Gospel music was provided by the Blue Five, a quintet made up of Chris, the 10-year-old lead singer phenom, and brothers PJ, Michael, Julius and Jonathan Blue, along with their mother, Janice Blue. The Blue boys are students at Bearden Elementary, Middle and High Schools, and are moving up in the world of gospel music. They are godchildren to the Jordans. Another group, the New Travelers, also performed.

Among some 200 guests were Ruth Hardin (a known Republican). and various ministers—the Rev. Harold Middlebroook and his wife Betty; the Rev. Albert Booker and his wife Denise; and the Rev. Johnny Reid and his wife Bea. They feasted on roast beef, fried chicken, macaroni and cheese, fried corn, mashed potatoes, green beans, cornbread, lemonade, peach cobbler and chocolate fudge cake made from scratch and catered by the Battle Family from Eloise Battle's kitchen.

Barnes Storm in a GOP Pot?

The Knox County Republican Party may not be the only GOP group looking for a new leader in the near future. Sue Methvin, who chairs the Knox group, has announced her pending retirement, and Jack Barnes' name is being mentioned as a likely successor. On the state level, GOP chair Chip Saltsman is apparently getting credit in high places for "delivering" Al Gore's home state to George W., even though this is a concept not given much credence within the Volunteer State, where Saltsman is best known for his divisive tactics. One outspoken critic, local conservative Lloyd Daughtery, has mixed feelings about Saltsman getting an appointment in D.C.

"It'll be nice to get him out of here, but if he does for the Bush administration what he did for the state Republican Party, get ready for President Hillary Clinton, 2004."

All in the Family

Dolly Parton's family feud has hit the supermarket tabloids. The National Examiner had a two-page spread on the effort by nine of the widow Avie Lee Parton's 11 children (including Dolly) to have her declared incompetent to manage her own affairs. The lawsuit would strip the mother of the right to control her $1 million assets, as well as all her legal rights, down to her driver's license.

The two youngest Parton offspring, twins Frieda and Floyd, are not a party to the legal action and have hired Knoxville lawyer Dennis Francis to represent their mom.

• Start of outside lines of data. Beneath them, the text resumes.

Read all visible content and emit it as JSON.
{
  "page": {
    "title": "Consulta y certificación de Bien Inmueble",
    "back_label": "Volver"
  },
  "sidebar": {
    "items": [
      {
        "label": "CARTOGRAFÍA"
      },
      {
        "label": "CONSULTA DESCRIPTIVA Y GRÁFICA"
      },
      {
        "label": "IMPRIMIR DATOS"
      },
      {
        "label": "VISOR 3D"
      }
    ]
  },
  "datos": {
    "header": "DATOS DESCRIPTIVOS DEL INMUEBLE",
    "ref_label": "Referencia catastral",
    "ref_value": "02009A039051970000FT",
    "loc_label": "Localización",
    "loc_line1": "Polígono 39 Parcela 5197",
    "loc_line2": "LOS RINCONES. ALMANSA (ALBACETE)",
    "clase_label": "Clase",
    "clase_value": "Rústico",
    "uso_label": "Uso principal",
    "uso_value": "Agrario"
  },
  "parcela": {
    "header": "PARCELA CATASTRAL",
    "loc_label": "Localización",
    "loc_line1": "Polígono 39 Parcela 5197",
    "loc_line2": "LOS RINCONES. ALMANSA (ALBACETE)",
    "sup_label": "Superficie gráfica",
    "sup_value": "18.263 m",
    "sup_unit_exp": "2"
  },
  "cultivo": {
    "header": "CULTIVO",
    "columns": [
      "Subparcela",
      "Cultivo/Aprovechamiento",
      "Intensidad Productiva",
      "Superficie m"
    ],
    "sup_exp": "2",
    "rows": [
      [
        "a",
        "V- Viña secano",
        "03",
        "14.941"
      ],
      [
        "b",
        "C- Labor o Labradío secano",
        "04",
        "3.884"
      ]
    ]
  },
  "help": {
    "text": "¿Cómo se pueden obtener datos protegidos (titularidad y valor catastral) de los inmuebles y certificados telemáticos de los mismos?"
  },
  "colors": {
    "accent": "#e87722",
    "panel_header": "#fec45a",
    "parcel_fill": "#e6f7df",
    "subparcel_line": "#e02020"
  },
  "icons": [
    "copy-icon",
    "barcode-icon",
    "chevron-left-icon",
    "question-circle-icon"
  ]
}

Francis was quoted extensively in the story, which made the Buffalo, N.Y., native sound like he was straight out of the Mayberry Courthouse. "My wife tells me this makes me sound like Andy Griffith instead of my usual Tony Soprano," Francis said.

Francis said the parties are attempting to reach a compromise that would allow the widow Parton to remain at home and live as independently as possible.

Marshaling Forces

One of the favorite insider "spoils" of the presidential election is up for grabs, and maneuvering is in full swing. The job of U.S. Marshal for the Eastern District of Tennessee was most recently filled by former Knox County Sheriff Joe Fowler, a Democrat. His successor might just be Jay Witt, a longtime local lawman with strong GOP credentials. Witt, an employee of the Knox County Sheriff's Department, has formally applied for the marshal's job. Other names being floated are Sterling Owen IV, a retired FBI agent who has been flirting with the possibility of running against Sheriff Tim Hutchison; Wayne Simms, a deputy marshal stationed in Oklahoma whose father, David Simms, is an active local Republican; and Bob Waggoner, a member of the highly political Waggoner family whose grandfather was a sheriff and whose sister is a judge.

February 1, 2001 * Vol. 11, No. 5
© 2001 Metro Pulse